Posted on March 1, 2019 by Shawn Vincent in In Self Defense
“In Self Defense” The Jerome Ersland Case: The Line Between Self Defense And Murder- Escalation
The Jerome Ersland Case
The line between self-defense and murder
Part 3: Escalation
In our series “The Four Elements of Self-Defense,” we explore how location, escalation, reasonable fear, and post-incident actions can affect the legal defense in self-defense shooting. In the next installment, we’ll look specifically at how the concept of “escalation” factored into Ersland’s legal defense.
Teenagers Antwun Parker and Jevontai Ingram entered Reliable Discount Pharmacy in Oklahoma City for one reason: armed robbery. Both covered their faces with ski masks. Ingram produced a pistol.
Jerome Ersland, the pharmacist on duty, had been the victim of an armed robbery before. He knew criminals were drawn to pharmacies because of the narcotics they stocked. Ersland retrieved a Taurus Judge, loaded with both .410 buckshot and .45 rounds, and fired. A pellet struck Parker in the head and he fell to the ground. Ingram fled. Ersland pursued Ingram out the door, firing two or three rounds down the street at the fleeing assailant.
Then Ersland re-entered the pharmacy, stepped over Parker’s body, retrieved a Kel-Tec .380 from a drawer behind the counter, charged the weapon, and fired five more rounds into Parker’s still, incapacitated body.
Oklahoma City District Attorney David Prater admitted the first shot Ersland fired was justified, but he told a jury the final five shots were “nothing less than an execution.”
In many of the self-defense cases we have analyzed in The Four Elements of Self-defense, the shooter took some action that escalated the conflict, making the deadly encounter more likely. In the tragic Ted Wafer case, Wafer opened the door to an unknown person who was violently banging and trying to gain entry in the early morning hours of a cold autumn night. In the Michael Dunn case, Dunn got into a shouting match with teenagers in a parking lot over loud music. In the Ronald Gasser case, Gasser had engaged in what investigators called a “tit-for-tat” road rage incident that went on for miles.
It’s hard to say that Jerome Ersland did anything to provoke the armed robbery. He fired only when Ingram presented a gun.
Had the engagement ended there, had Ersland called the police instead of pursuing Ingram out of the pharmacy, had he called for aid for Parker instead of shooting him five more times — then Ersland would likely never have been prosecuted for first-degree murder.
However, when Ersland followed Ingram outside and fired at the retreating assailant, he crossed a line and stepped up the nature of the conflict. CCW Safe’s Critical Response Coordinator Gary Eastridge worked with the Oklahoma City DA during the Ersland case. Before that he was a homicide detective for Oklahoma City, and frequently investigated officer involved shootings.

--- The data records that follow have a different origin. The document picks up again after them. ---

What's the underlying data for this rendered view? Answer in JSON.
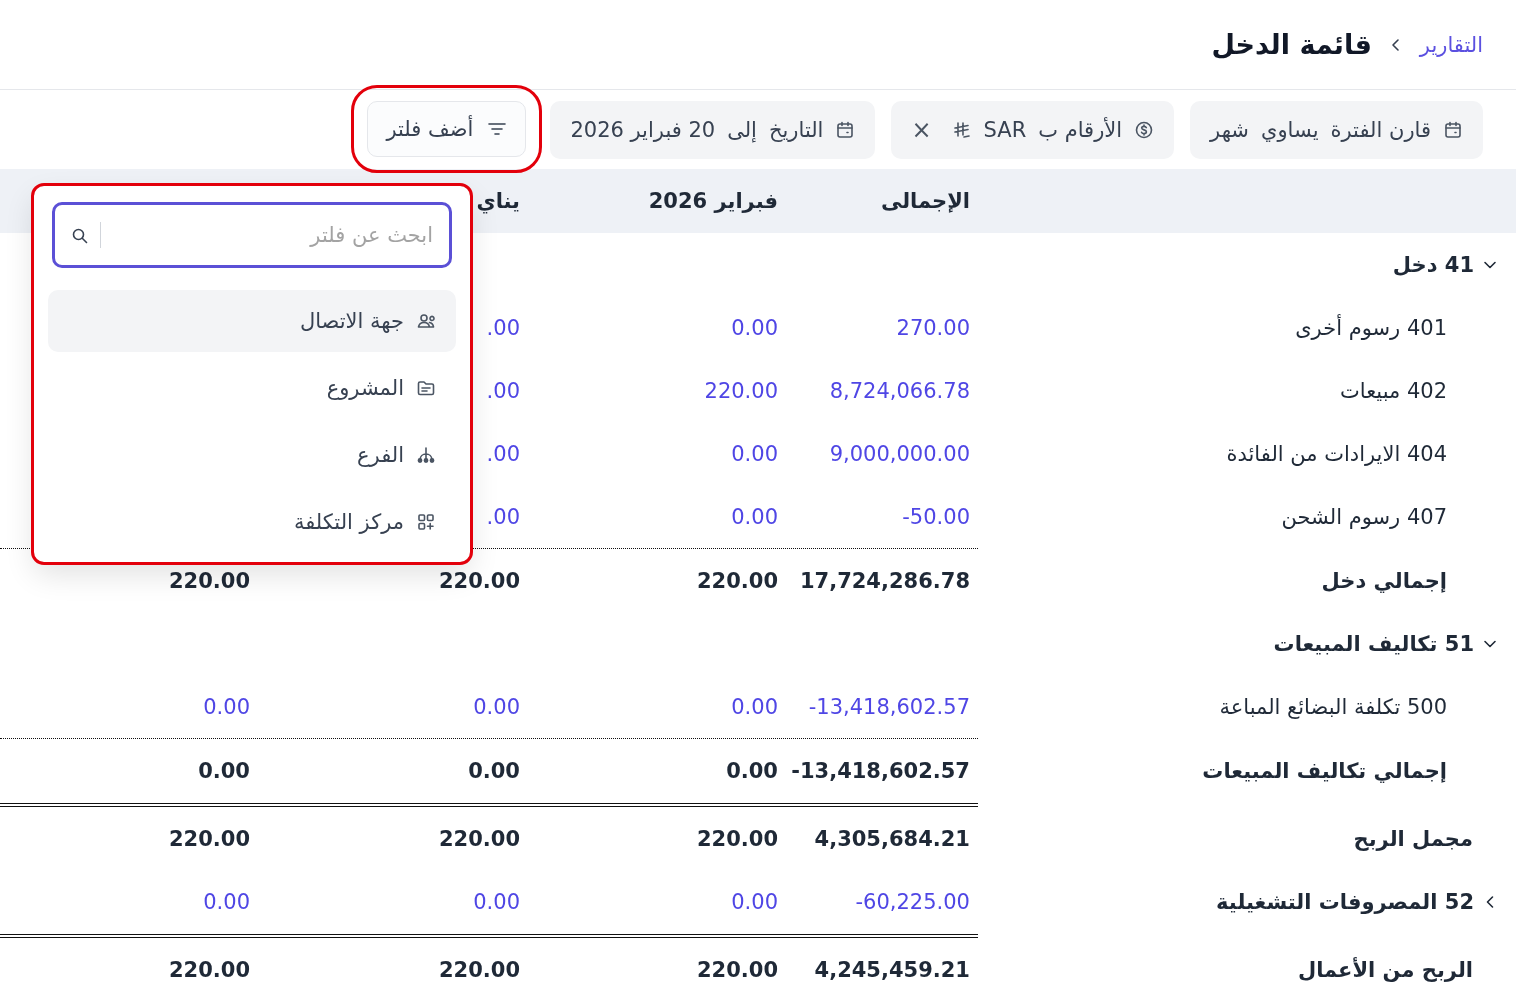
{
  "breadcrumb": {
    "link": "التقارير",
    "title": "قائمة الدخل"
  },
  "filters": [
    {
      "kind": "period",
      "parts": [
        "قارن الفترة",
        "يساوي",
        "شهر"
      ],
      "removable": false
    },
    {
      "kind": "currency",
      "parts": [
        "الأرقام ب",
        "SAR"
      ],
      "removable": true,
      "remove_label": "×"
    },
    {
      "kind": "date",
      "parts": [
        "التاريخ",
        "إلى",
        "20 فبراير 2026"
      ],
      "removable": false
    }
  ],
  "add_filter_button": {
    "label": "أضف فلتر",
    "highlighted": true
  },
  "filter_menu": {
    "highlighted": true,
    "search": {
      "placeholder": "ابحث عن فلتر",
      "focused": true
    },
    "items": [
      {
        "kind": "contact",
        "label": "جهة الاتصال",
        "selected": true
      },
      {
        "kind": "project",
        "label": "المشروع",
        "selected": false
      },
      {
        "kind": "branch",
        "label": "الفرع",
        "selected": false
      },
      {
        "kind": "cost_center",
        "label": "مركز التكلفة",
        "selected": false
      }
    ]
  },
  "table": {
    "columns": [
      {
        "label": "الإجمالى"
      },
      {
        "label": "فبراير 2026"
      },
      {
        "label": "يناي"
      }
    ],
    "rows": [
      {
        "kind": "group",
        "label": "41 دخل",
        "expanded": true,
        "values": []
      },
      {
        "kind": "account",
        "label": "401 رسوم أخرى",
        "values": [
          "270.00",
          "0.00",
          ".00"
        ]
      },
      {
        "kind": "account",
        "label": "402 مبيعات",
        "values": [
          "8,724,066.78",
          "220.00",
          ".00"
        ]
      },
      {
        "kind": "account",
        "label": "404 الايرادات من الفائدة",
        "values": [
          "9,000,000.00",
          "0.00",
          ".00"
        ]
      },
      {
        "kind": "account",
        "label": "407 رسوم الشحن",
        "values": [
          "-50.00",
          "0.00",
          ".00"
        ]
      },
      {
        "kind": "total",
        "label": "إجمالي دخل",
        "values": [
          "17,724,286.78",
          "220.00",
          "220.00",
          "220.00"
        ]
      },
      {
        "kind": "group",
        "label": "51 تكاليف المبيعات",
        "expanded": true,
        "values": []
      },
      {
        "kind": "account",
        "label": "500 تكلفة البضائع المباعة",
        "values": [
          "-13,418,602.57",
          "0.00",
          "0.00",
          "0.00"
        ]
      },
      {
        "kind": "total",
        "label": "إجمالي تكاليف المبيعات",
        "values": [
          "-13,418,602.57",
          "0.00",
          "0.00",
          "0.00"
        ]
      },
      {
        "kind": "summary",
        "label": "مجمل الربح",
        "values": [
          "4,305,684.21",
          "220.00",
          "220.00",
          "220.00"
        ]
      },
      {
        "kind": "group",
        "label": "52 المصروفات التشغيلية",
        "expanded": false,
        "values": [
          "-60,225.00",
          "0.00",
          "0.00",
          "0.00"
        ]
      },
      {
        "kind": "summary",
        "label": "الربح من الأعمال",
        "values": [
          "4,245,459.21",
          "220.00",
          "220.00",
          "220.00"
        ]
      }
    ]
  }
}
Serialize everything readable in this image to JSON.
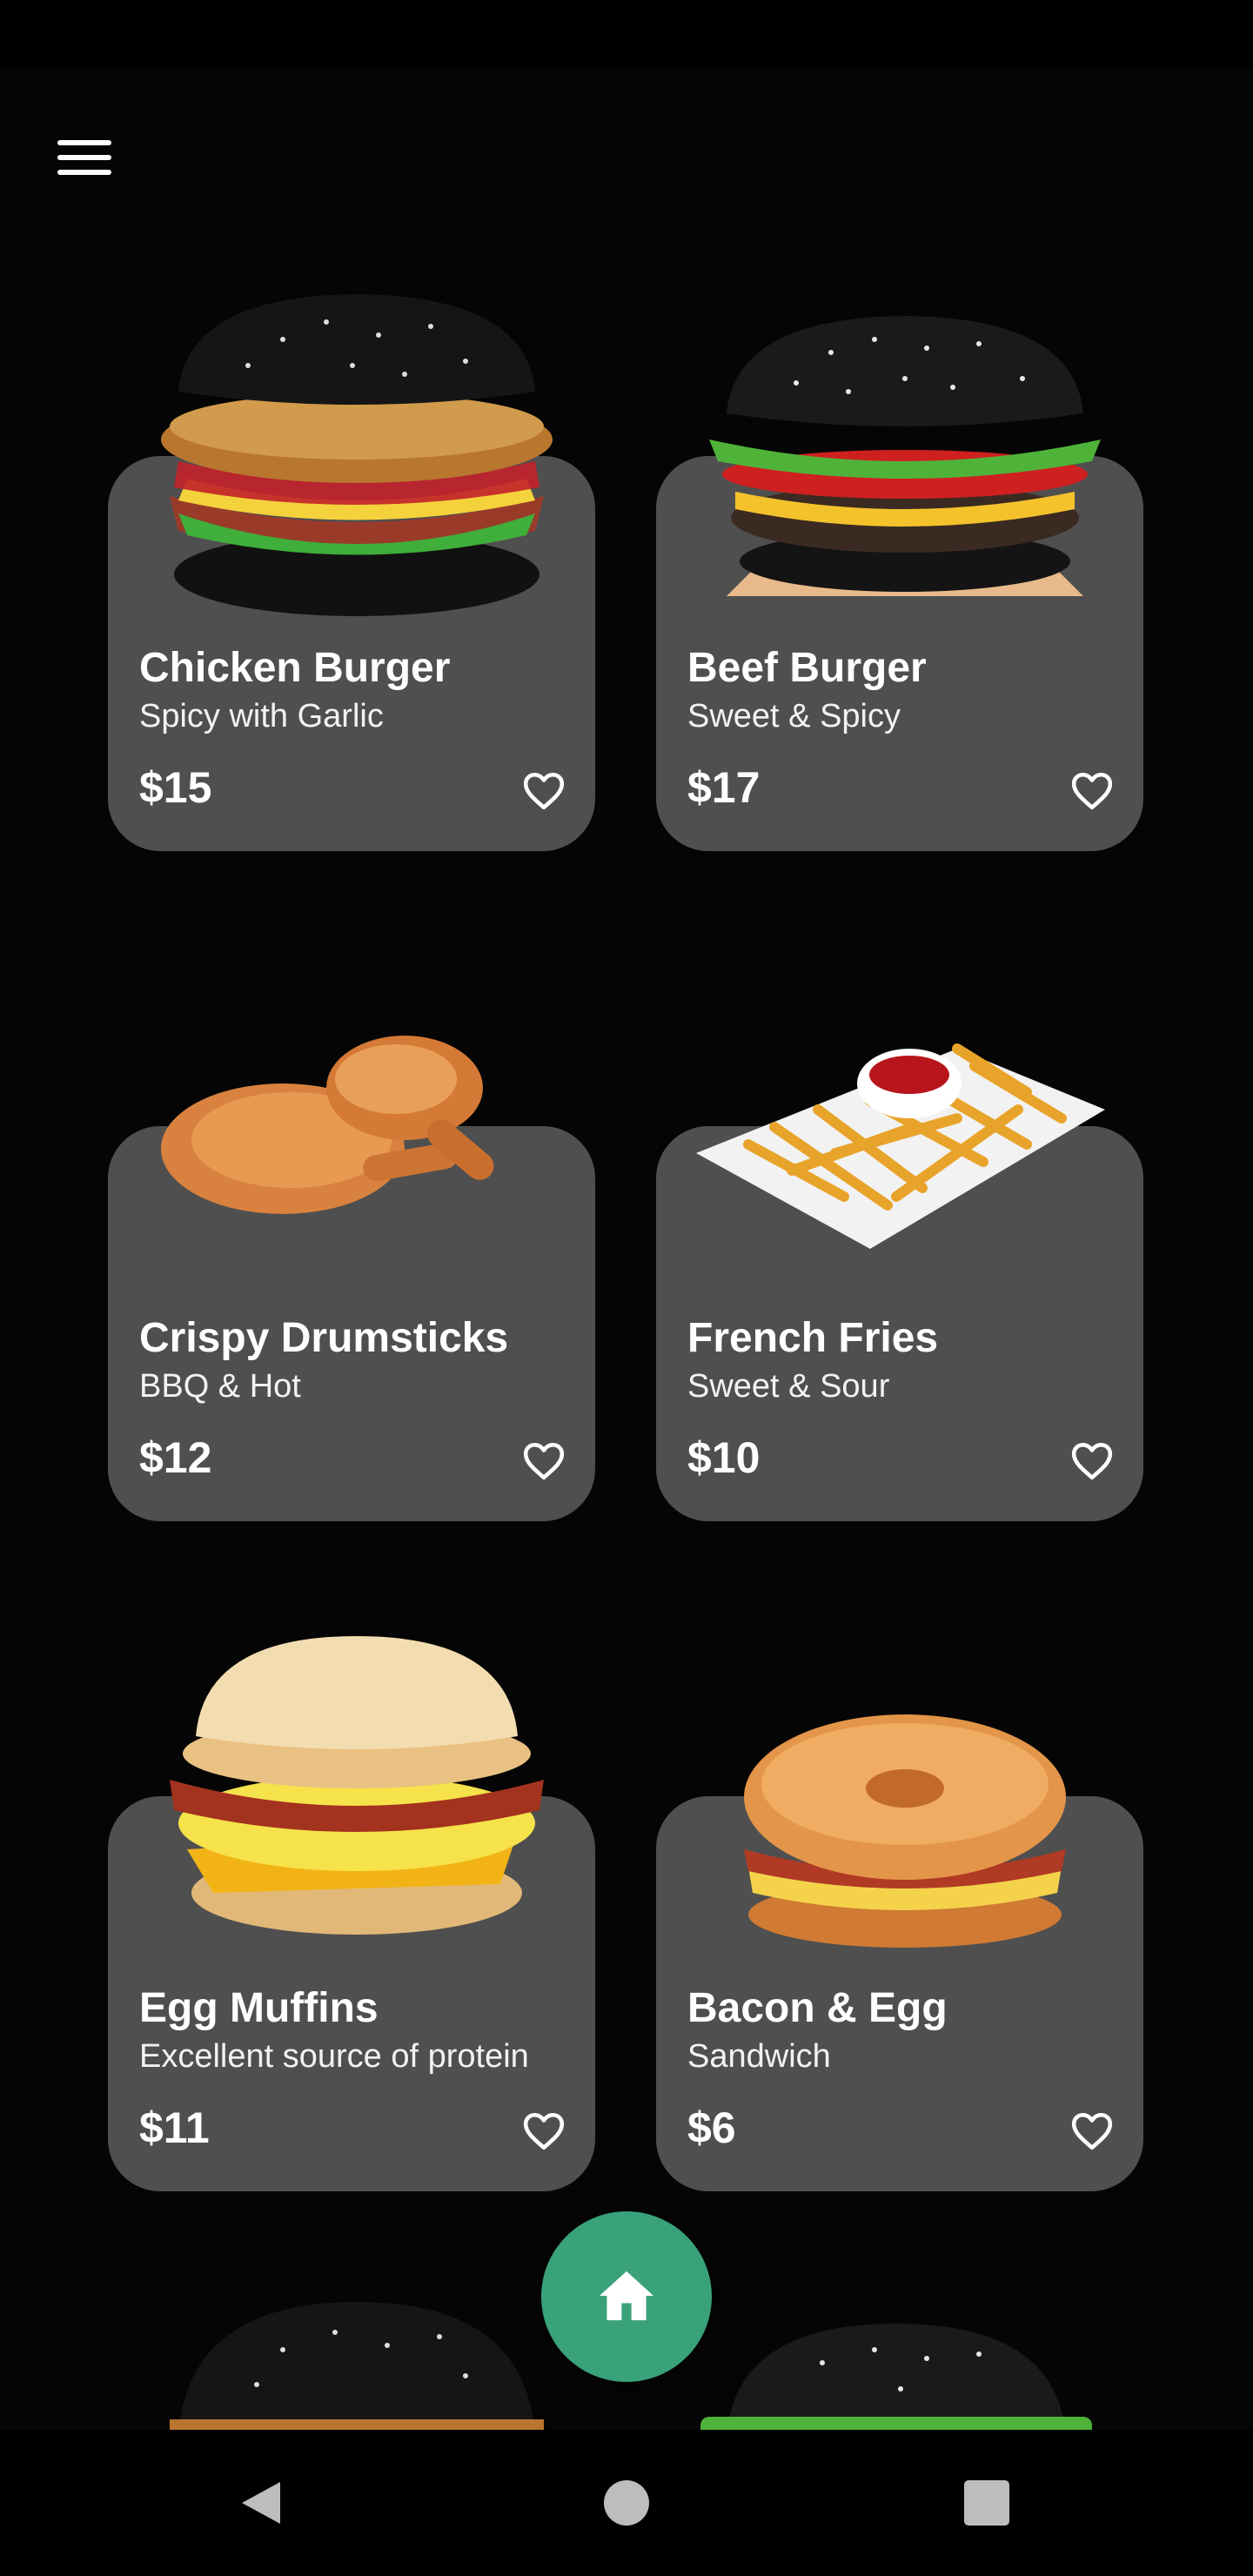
{
  "menu": {
    "icon": "hamburger-menu-icon"
  },
  "products": [
    {
      "name": "Chicken Burger",
      "description": "Spicy with Garlic",
      "price": "$15",
      "image": "chicken-burger-image"
    },
    {
      "name": "Beef Burger",
      "description": "Sweet & Spicy",
      "price": "$17",
      "image": "beef-burger-image"
    },
    {
      "name": "Crispy Drumsticks",
      "description": "BBQ & Hot",
      "price": "$12",
      "image": "drumsticks-image"
    },
    {
      "name": "French Fries",
      "description": "Sweet & Sour",
      "price": "$10",
      "image": "french-fries-image"
    },
    {
      "name": "Egg Muffins",
      "description": "Excellent source of protein",
      "price": "$11",
      "image": "egg-muffin-image"
    },
    {
      "name": "Bacon & Egg",
      "description": "Sandwich",
      "price": "$6",
      "image": "bagel-sandwich-image"
    }
  ],
  "favorite_icon": "heart-outline-icon",
  "fab": {
    "icon": "home-icon",
    "color": "#3aa27a"
  },
  "colors": {
    "background": "#050505",
    "card": "#4f4f4f",
    "accent": "#3aa27a"
  },
  "navigation": {
    "back_icon": "back-triangle-icon",
    "home_icon": "home-circle-icon",
    "recents_icon": "recents-square-icon"
  }
}
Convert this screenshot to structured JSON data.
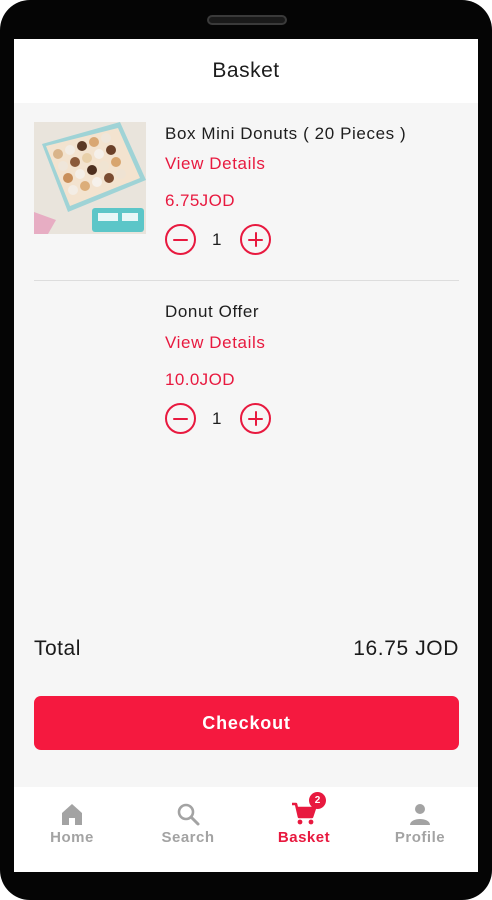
{
  "header": {
    "title": "Basket"
  },
  "items": [
    {
      "name": "Box Mini Donuts  ( 20 Pieces )",
      "view_details": "View Details",
      "price": "6.75JOD",
      "quantity": "1",
      "has_image": true
    },
    {
      "name": "Donut Offer",
      "view_details": "View Details",
      "price": "10.0JOD",
      "quantity": "1",
      "has_image": false
    }
  ],
  "summary": {
    "total_label": "Total",
    "total_value": "16.75 JOD"
  },
  "checkout": {
    "label": "Checkout"
  },
  "tabbar": {
    "tabs": [
      {
        "label": "Home",
        "icon": "home-icon",
        "active": false
      },
      {
        "label": "Search",
        "icon": "search-icon",
        "active": false
      },
      {
        "label": "Basket",
        "icon": "cart-icon",
        "active": true,
        "badge": "2"
      },
      {
        "label": "Profile",
        "icon": "person-icon",
        "active": false
      }
    ]
  },
  "colors": {
    "accent": "#e8193f",
    "button": "#f5193f",
    "inactive": "#a3a3a3",
    "background": "#f6f6f6"
  }
}
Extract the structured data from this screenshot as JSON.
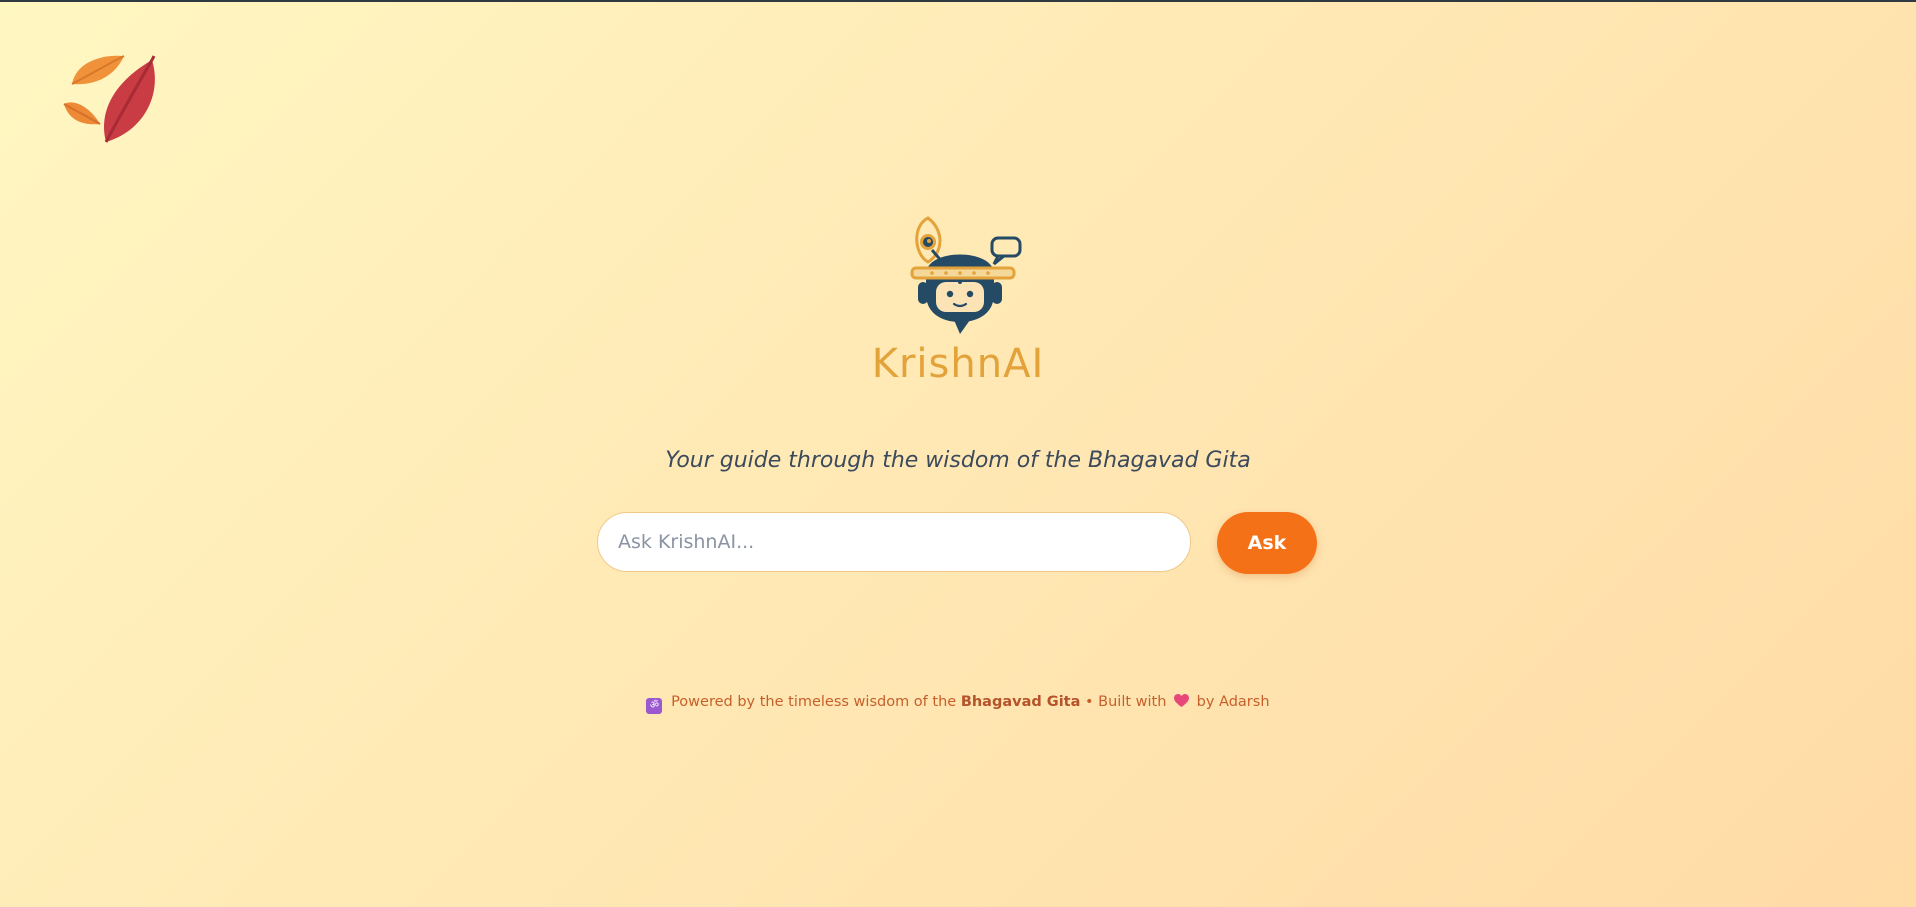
{
  "logo": {
    "icon": "autumn-leaves-icon",
    "colors": [
      "#f0923a",
      "#c93c44",
      "#e46f2b"
    ]
  },
  "hero": {
    "mascot_icon": "krishna-bot-icon",
    "brand": "KrishnAI",
    "brand_color": "#e3a23a"
  },
  "tagline": "Your guide through the wisdom of the Bhagavad Gita",
  "search": {
    "placeholder": "Ask KrishnAI...",
    "value": "",
    "button_label": "Ask",
    "accent": "#f57117"
  },
  "footer": {
    "om_icon": "om-symbol-icon",
    "om_glyph": "ॐ",
    "prefix": "Powered by the timeless wisdom of the",
    "source": "Bhagavad Gita",
    "separator": "•",
    "built_with": "Built with",
    "heart_icon": "heart-icon",
    "suffix": "by Adarsh"
  }
}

“A police officer may have other obligations to chase a suspect,” Eastridge says, “but a civilian does not.” He explains that a police officer would have had to decide if allowing the suspect to flee would have put other people in danger before firing at a fleeing felon. Civilians are not supposed to wrestle with that decision. The law is clear: you can’t use deadly force against someone who is running away from you.
Although Ersland’s shots at Ingram are difficult to justify, because no one was injured, Eastridge doubts that Ersland would have been prosecuted for those shots, considering he had just been the target of an armed robbery. However, when seen in context of the shooting of Parker moments later, Eastridge says, “That decision making process and his actions became aggravators to show his actions were not justifiable.”
If Ersland inappropriately took on the role of police officer by giving chase and firing at the retreating robber, then he also took on the role of prosecutor when he made the decision to perform the “execution” of Parker, to borrow the word used the District Attorney David Prater. It’s clear from the evidence Parker was no longer a threat; Ersland was exacting a punishment.
The lesson for the concealed carrier is that private citizens don’t have the same rights as law enforcement officers when it comes to the use of firearms. If you are the victim of a violent crime, you may feel justified in taking the law into your own hands, but you are not. You can only use deadly force to eliminate the threat of immediate death or bodily harm. Once the imminent threat is neutralized, the justification for deadly force is gone.
In our series “The Four Elements of Self-Defense,” we explore how location, escalation, reasonable fear, and post-incident actions can affect the legal defense in self-defense shooting. In the next installment, we’ll look specifically at how the concept of “reasonable fear” factored into Ersland’s legal defense.
SHAWN VINCENT- LITIGATION CONSULTANT
Shawn Vincent is a litigation consultant who helps select juries in self-defense cases, and he manages public interest of high-profile legal matters. If you have any questions for Shawn, or would like more articles like this, let us know belo